Must-Dos for the New Graduate Travel Nurses
By Lee Soren, contributor
While travel nursing was once limited to healthcare professionals with extensive experience, the high demand for nurses in many regions now means that travel nursing jobs are a serious possibility for recent graduates. Even nurses with less than a year of employment experience are now being drawn by the excitement of traveling and the prospect of higher salaries and great benefits.
If you're a new graduate travel nurse ready to embark on this exciting journey, here are five must-dos for launching a successful career.
1. Gain confidence in your abilities
Travel nurses often take positions in facilities that have an immediate and pressing need for nursing services, which brings an urgency to the position, forcing nurses to orient to their new positions quickly. This means adjusting to an unfamiliar environment, learning a whole new set of policies and procedures and adapting to new coworkers with little training and supervision.
When combined, these things can be a tall order for even experienced nurses, but for new graduates, it can be downright overwhelming. It also makes it vital for new nurses to be confident in their basic nursing skills and abilities before taking on a travel nursing job. That foundation of confidence makes it possible to step comfortably and successfully into new experiences as a traveling nurse.
2. Be able to identify your in-demand skills and experience
According to the American Nurses Association, if you're a new nurse, one of the best things you can do to stand out from the crowd and get the position you want is to create a resume that highlights any in-demand skills or experiences you have.
Some examples of high-demand skills are:
- The ability to speak two or more languages fluently
- Specialized computer or technology skills, such as experience with electronic medical records
- The ability to run specialty equipment, such as dialysis machines
- Knowledge of quality assurance procedures
In-demand experience can also include significant internships that you held while getting your degree, such as those at world-class or specialized hospitals. It can also include any specialties you have. According to Becker's Hospital Review, certain nursing specialties are also in high demand, including ICU nurses, med-surg nurses and ER nurses.
3. Get your paperwork in order
Travel nurses need to be licensed in the state they'll be working in. If you're going to be working in a state that isn't part of the Enhanced Nurse Licensure Compact, which lets nurses practice in multiple states under a single license, you'll need to apply for a state license. Because that process can take up to several weeks, it's a good idea to start the process early.

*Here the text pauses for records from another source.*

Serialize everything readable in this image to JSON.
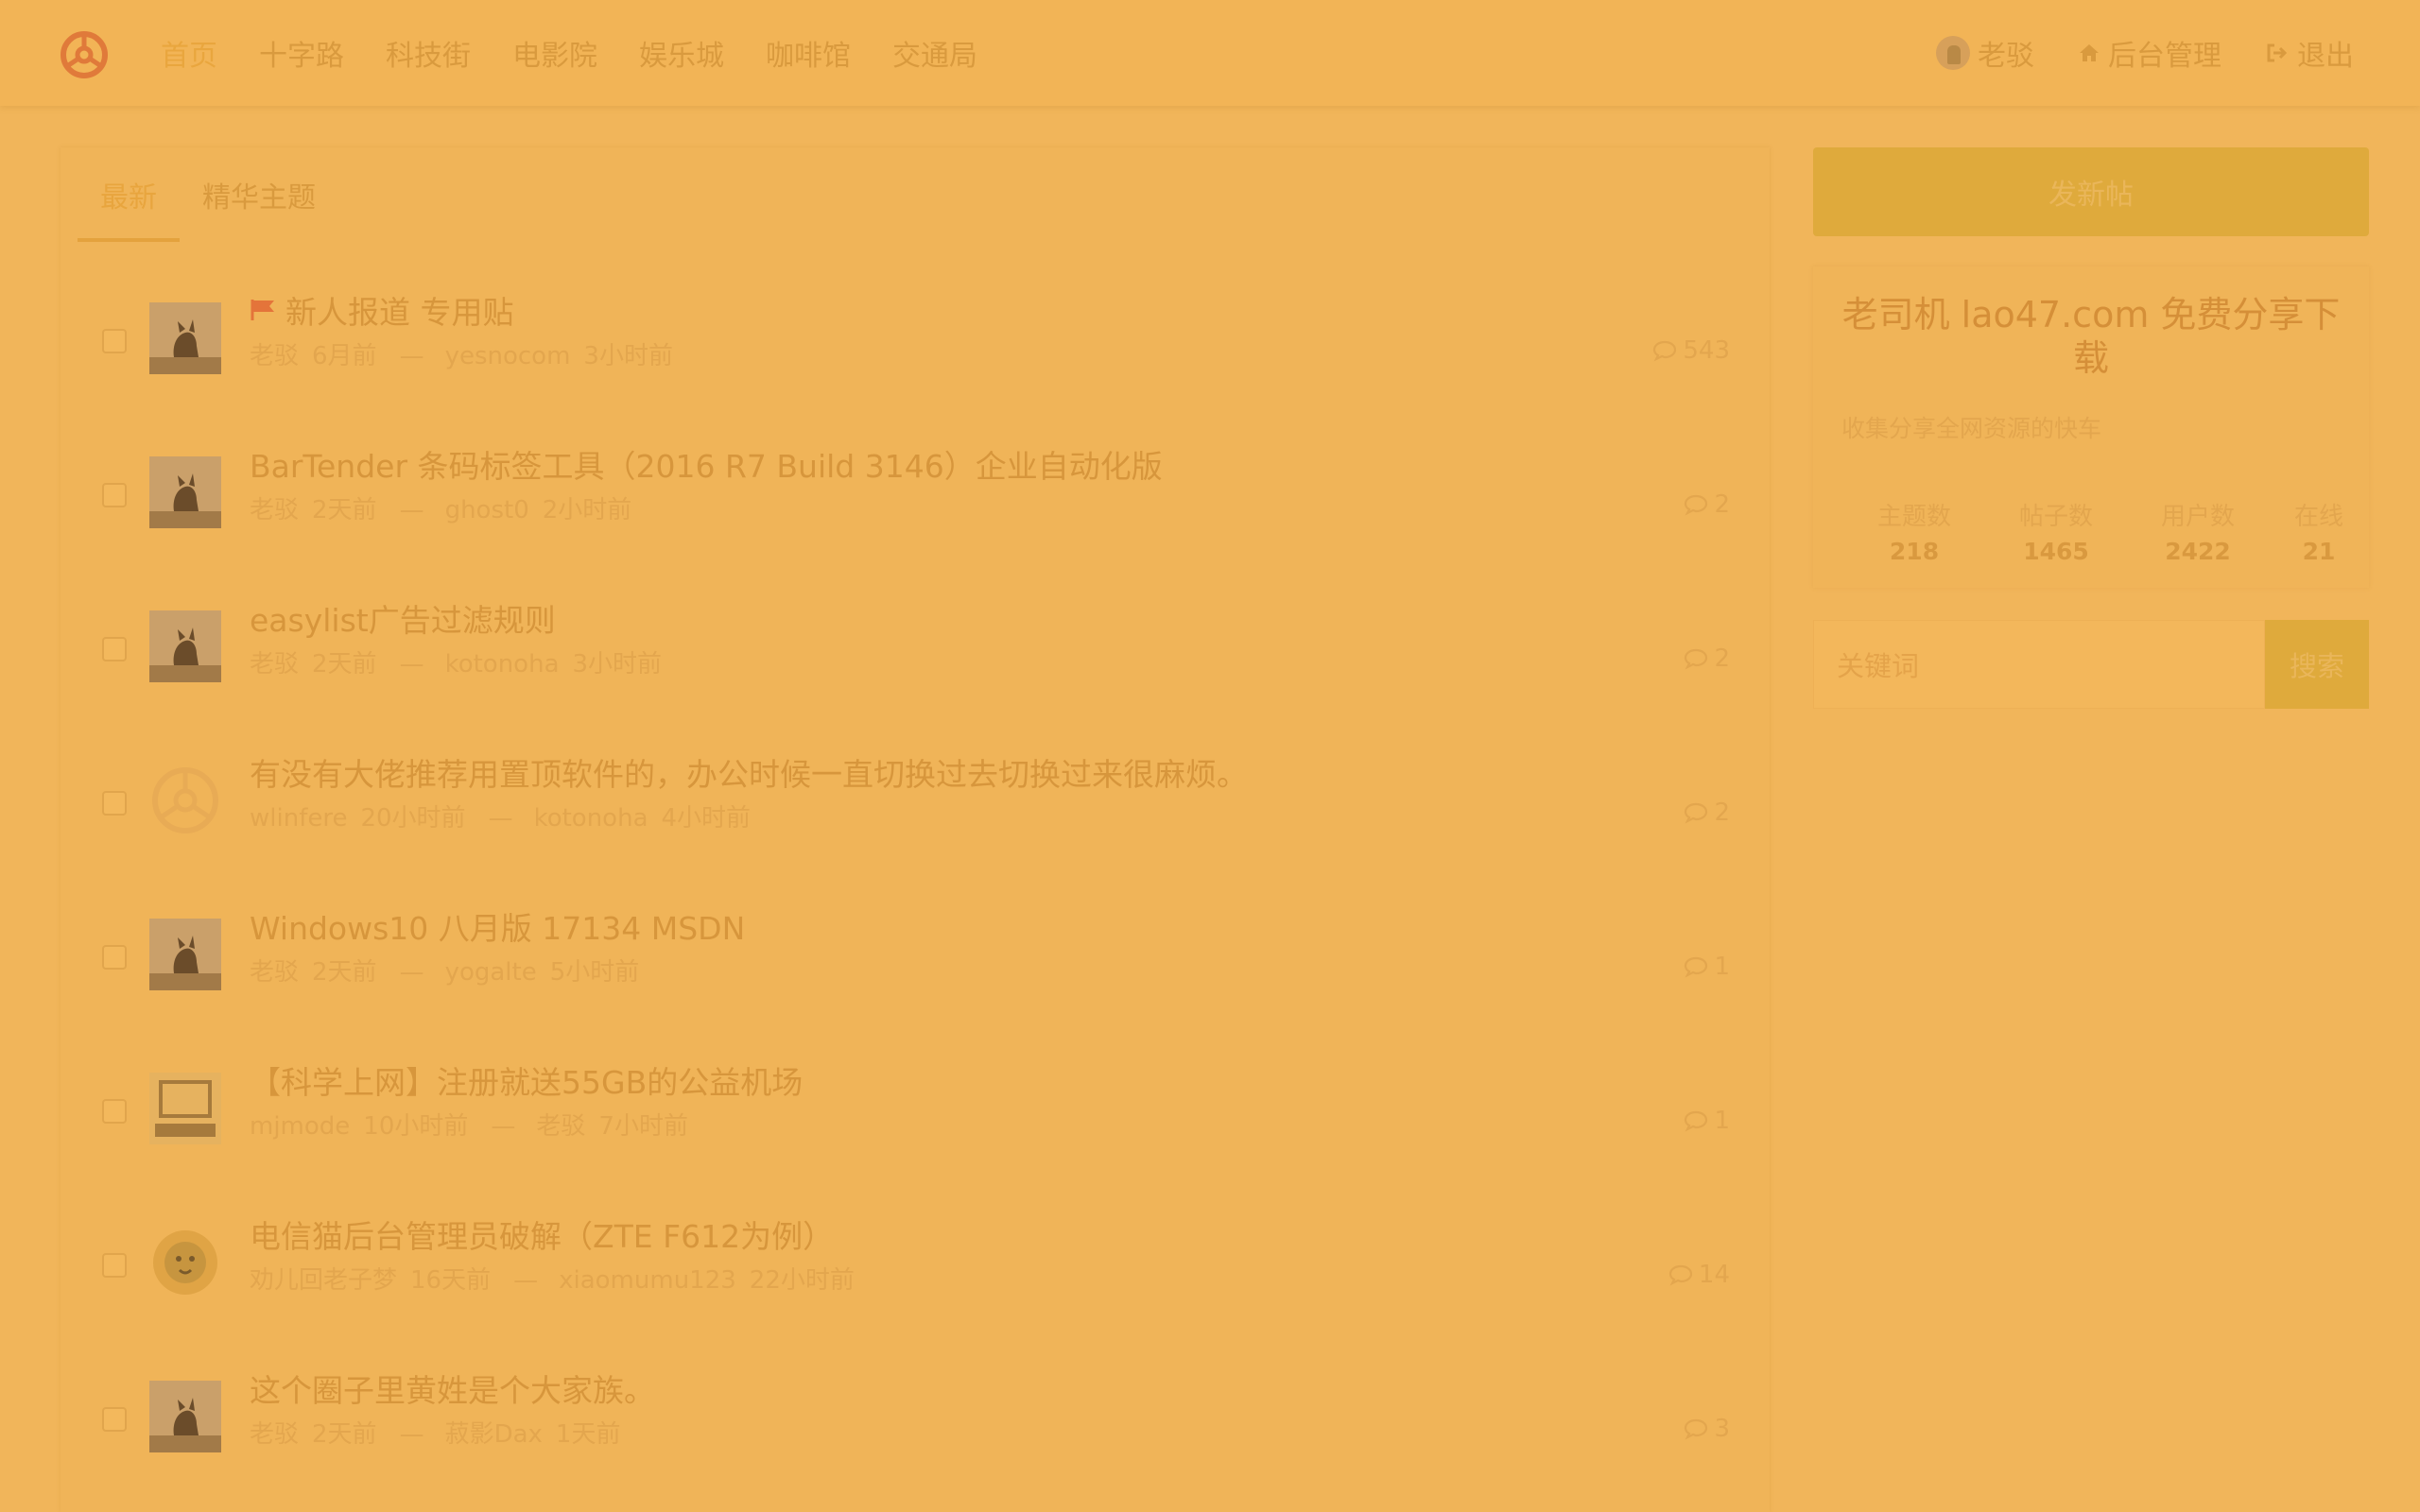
{
  "nav": {
    "links": [
      "首页",
      "十字路",
      "科技街",
      "电影院",
      "娱乐城",
      "咖啡馆",
      "交通局"
    ],
    "user": "老驳",
    "admin": "后台管理",
    "logout": "退出"
  },
  "tabs": [
    "最新",
    "精华主题"
  ],
  "threads": [
    {
      "title": "新人报道 专用贴",
      "flag": true,
      "author": "老驳",
      "author_time": "6月前",
      "replier": "yesnocom",
      "reply_time": "3小时前",
      "count": "543",
      "avatar": "fox"
    },
    {
      "title": "BarTender 条码标签工具（2016 R7 Build 3146）企业自动化版",
      "flag": false,
      "author": "老驳",
      "author_time": "2天前",
      "replier": "ghost0",
      "reply_time": "2小时前",
      "count": "2",
      "avatar": "fox"
    },
    {
      "title": "easylist广告过滤规则",
      "flag": false,
      "author": "老驳",
      "author_time": "2天前",
      "replier": "kotonoha",
      "reply_time": "3小时前",
      "count": "2",
      "avatar": "fox"
    },
    {
      "title": "有没有大佬推荐用置顶软件的，办公时候一直切换过去切换过来很麻烦。",
      "flag": false,
      "author": "wlinfere",
      "author_time": "20小时前",
      "replier": "kotonoha",
      "reply_time": "4小时前",
      "count": "2",
      "avatar": "wheel"
    },
    {
      "title": "Windows10 八月版 17134 MSDN",
      "flag": false,
      "author": "老驳",
      "author_time": "2天前",
      "replier": "yogalte",
      "reply_time": "5小时前",
      "count": "1",
      "avatar": "fox"
    },
    {
      "title": "【科学上网】注册就送55GB的公益机场",
      "flag": false,
      "author": "mjmode",
      "author_time": "10小时前",
      "replier": "老驳",
      "reply_time": "7小时前",
      "count": "1",
      "avatar": "box"
    },
    {
      "title": "电信猫后台管理员破解（ZTE F612为例）",
      "flag": false,
      "author": "劝儿回老子梦",
      "author_time": "16天前",
      "replier": "xiaomumu123",
      "reply_time": "22小时前",
      "count": "14",
      "avatar": "lion"
    },
    {
      "title": "这个圈子里黄姓是个大家族。",
      "flag": false,
      "author": "老驳",
      "author_time": "2天前",
      "replier": "菽影Dax",
      "reply_time": "1天前",
      "count": "3",
      "avatar": "fox"
    }
  ],
  "sidebar": {
    "new_post": "发新帖",
    "site_name": "老司机 lao47.com 免费分享下载",
    "site_desc": "收集分享全网资源的快车",
    "stats": [
      {
        "label": "主题数",
        "value": "218"
      },
      {
        "label": "帖子数",
        "value": "1465"
      },
      {
        "label": "用户数",
        "value": "2422"
      },
      {
        "label": "在线",
        "value": "21"
      }
    ],
    "search_placeholder": "关键词",
    "search_button": "搜索"
  }
}
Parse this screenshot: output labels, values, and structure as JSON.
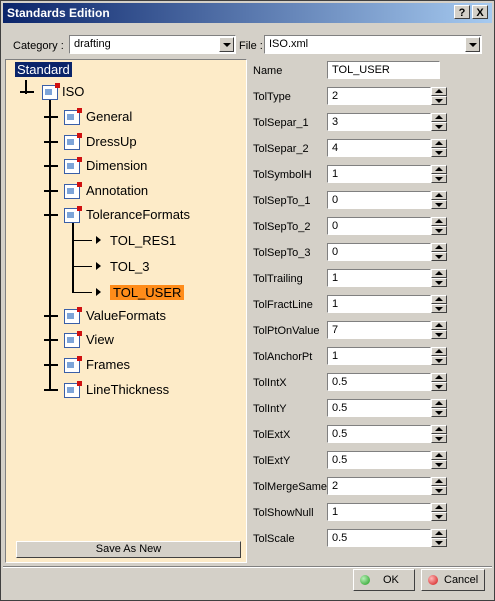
{
  "window": {
    "title": "Standards Edition",
    "help_label": "?",
    "close_label": "X"
  },
  "category": {
    "label": "Category :",
    "value": "drafting"
  },
  "file": {
    "label": "File :",
    "value": "ISO.xml"
  },
  "tree": {
    "root": "Standard",
    "iso": "ISO",
    "items": [
      "General",
      "DressUp",
      "Dimension",
      "Annotation",
      "ToleranceFormats",
      "ValueFormats",
      "View",
      "Frames",
      "LineThickness"
    ],
    "tolerance_children": [
      "TOL_RES1",
      "TOL_3",
      "TOL_USER"
    ]
  },
  "save_as_new_label": "Save As New",
  "properties": [
    {
      "name": "Name",
      "value": "TOL_USER"
    },
    {
      "name": "TolType",
      "value": "2"
    },
    {
      "name": "TolSepar_1",
      "value": "3"
    },
    {
      "name": "TolSepar_2",
      "value": "4"
    },
    {
      "name": "TolSymbolH",
      "value": "1"
    },
    {
      "name": "TolSepTo_1",
      "value": "0"
    },
    {
      "name": "TolSepTo_2",
      "value": "0"
    },
    {
      "name": "TolSepTo_3",
      "value": "0"
    },
    {
      "name": "TolTrailing",
      "value": "1"
    },
    {
      "name": "TolFractLine",
      "value": "1"
    },
    {
      "name": "TolPtOnValue",
      "value": "7"
    },
    {
      "name": "TolAnchorPt",
      "value": "1"
    },
    {
      "name": "TolIntX",
      "value": "0.5"
    },
    {
      "name": "TolIntY",
      "value": "0.5"
    },
    {
      "name": "TolExtX",
      "value": "0.5"
    },
    {
      "name": "TolExtY",
      "value": "0.5"
    },
    {
      "name": "TolMergeSame",
      "value": "2"
    },
    {
      "name": "TolShowNull",
      "value": "1"
    },
    {
      "name": "TolScale",
      "value": "0.5"
    }
  ],
  "buttons": {
    "ok": "OK",
    "cancel": "Cancel"
  },
  "colors": {
    "selected_highlight": "#ff8c1a",
    "root_highlight": "#0a246a",
    "tree_background": "#fdebc8",
    "ok_dot": "#1a9a1a",
    "cancel_dot": "#d01010"
  }
}
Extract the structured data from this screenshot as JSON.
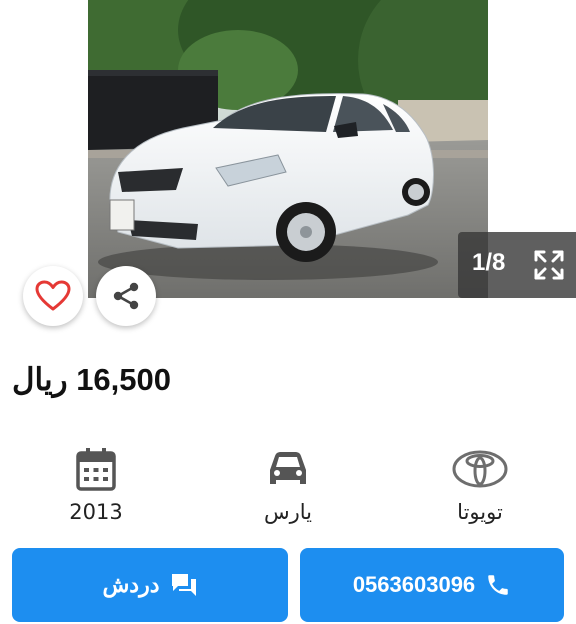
{
  "gallery": {
    "counter": "1/8",
    "current_index": 1,
    "total_images": 8
  },
  "listing": {
    "price": "16,500 ريال"
  },
  "specs": {
    "year": {
      "value": "2013",
      "icon": "calendar-icon"
    },
    "body_type": {
      "value": "يارس",
      "icon": "car-icon"
    },
    "make": {
      "value": "تويوتا",
      "icon": "toyota-logo"
    }
  },
  "actions": {
    "chat_label": "دردش",
    "call_label": "0563603096"
  },
  "colors": {
    "accent": "#1d8ef0",
    "favorite": "#e53935",
    "icon_gray": "#555555"
  }
}
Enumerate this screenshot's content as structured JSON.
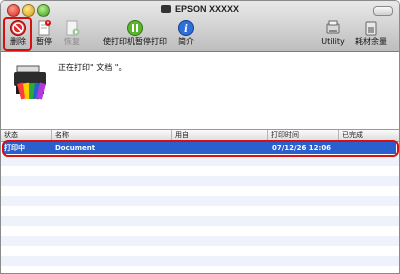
{
  "window": {
    "title": "EPSON XXXXX"
  },
  "toolbar": {
    "delete": "删除",
    "hold": "暂停",
    "resume": "恢复",
    "pause_printer": "使打印机暂停打印",
    "info": "简介",
    "utility": "Utility",
    "supplies": "耗材余量"
  },
  "status": {
    "message": "正在打印\" 文档 \"。"
  },
  "table": {
    "columns": [
      "状态",
      "名称",
      "用自",
      "打印时间",
      "已完成"
    ],
    "rows": [
      {
        "status": "打印中",
        "name": "Document",
        "from": "",
        "time": "07/12/26 12:06",
        "completed": ""
      }
    ]
  },
  "colors": {
    "selection": "#2a5fd0",
    "highlight_frame": "#d41010"
  },
  "icons": [
    "delete-icon",
    "hold-icon",
    "resume-icon",
    "pause-printer-icon",
    "info-icon",
    "utility-icon",
    "supplies-icon",
    "printer-icon"
  ]
}
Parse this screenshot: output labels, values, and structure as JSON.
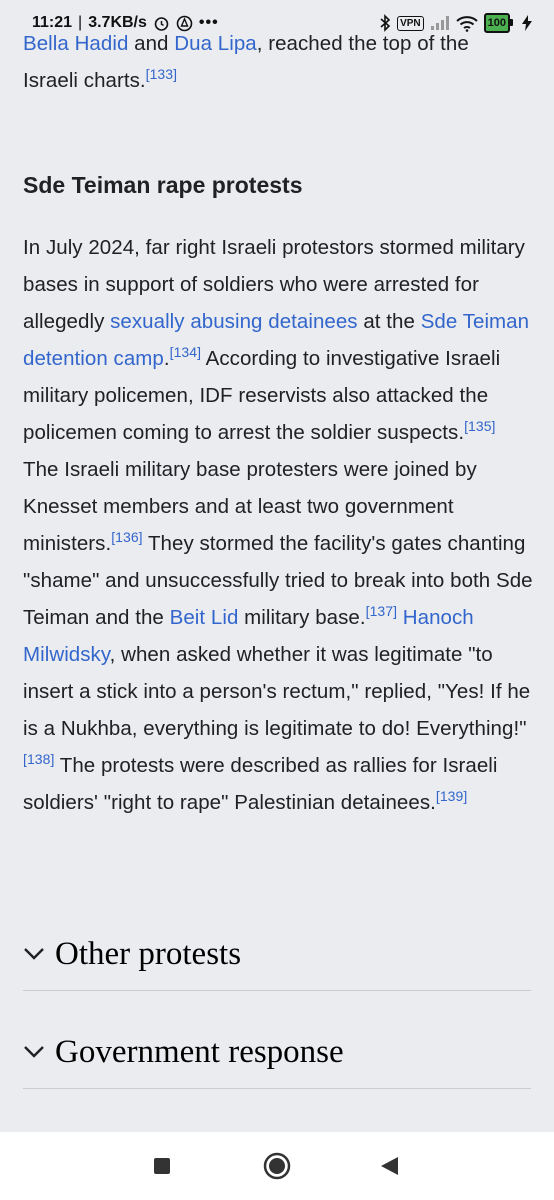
{
  "status_bar": {
    "time": "11:21",
    "speed": "3.7KB/s",
    "vpn": "VPN",
    "battery": "100"
  },
  "article": {
    "top_fragment": {
      "link1": "Bella Hadid",
      "and": " and ",
      "link2": "Dua Lipa",
      "tail": ", reached the top of the",
      "line2": "Israeli charts.",
      "ref": "[133]"
    },
    "section_title": "Sde Teiman rape protests",
    "para": {
      "t1": "In July 2024, far right Israeli protestors stormed military bases in support of soldiers who were arrested for allegedly ",
      "l1": "sexually abusing detainees",
      "t2": " at the ",
      "l2": "Sde Teiman detention camp",
      "t3": ".",
      "r1": "[134]",
      "t4": " According to investigative Israeli military policemen, IDF reservists also attacked the policemen coming to arrest the soldier suspects.",
      "r2": "[135]",
      "t5": " The Israeli military base protesters were joined by Knesset members and at least two government ministers.",
      "r3": "[136]",
      "t6": " They stormed the facility's gates chanting \"shame\" and unsuccessfully tried to break into both Sde Teiman and the ",
      "l3": "Beit Lid",
      "t7": " military base.",
      "r4": "[137]",
      "t8": " ",
      "l4": "Hanoch Milwidsky",
      "t9": ", when asked whether it was legitimate \"to insert a stick into a person's rectum,\" replied, \"Yes! If he is a Nukhba, everything is legitimate to do! Everything!\"",
      "r5": "[138]",
      "t10": " The protests were described as rallies for Israeli soldiers' \"right to rape\" Palestinian detainees.",
      "r6": "[139]"
    },
    "collapsed_sections": [
      {
        "label": "Other protests",
        "icon": "chevron-down-icon"
      },
      {
        "label": "Government response",
        "icon": "chevron-down-icon"
      }
    ]
  },
  "nav_bar": {
    "recents_icon": "square-icon",
    "home_icon": "circle-icon",
    "back_icon": "triangle-back-icon"
  },
  "colors": {
    "link": "#3366cc",
    "visited_link": "#5b4e9a",
    "background": "#eaecf0"
  }
}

You'll also need photo identification, such as a driver's license or passport, and proof of your right to work in the United States or Canada, which generally means a Social Security card and/or a U.S. birth certificate. You should also be able to present any certifications related to your specialty.
4. Do your research
Before you accept a travel nursing position anywhere, you should do some basic research. While you should absolutely search for information about the hiring hospital or medical facility so you can understand their specialties or a specific approach to medicine, relevant demographics — for example, if the hospital has a religious affiliation — and other vital information, you may also want to learn about the region where you're planning on staying. Seek out helpful information, such as the climate, cost of living, safest areas to live and the best ways to get around, including traffic conditions and public transportation.
Research can include libraries, internet searches, discussions with a potential employer and looking at regional living guides, such as Sperling's Best Places. Your recruiter or travel nursing agency can also be a fantastic source of information, as can other traveling nurses.
5. Partner with a travel nursing organization
Particularly for new graduate travel nurses, navigating temporary contracts can be challenging and time-consuming. By partnering with an organization such as Travel Nursing, you can find the positions that are right for you and get the help you need to reach your career goals as you seek out your next assignment. To get started with a career as a travel nurse and find exciting jobs in top locations, visit our job search today.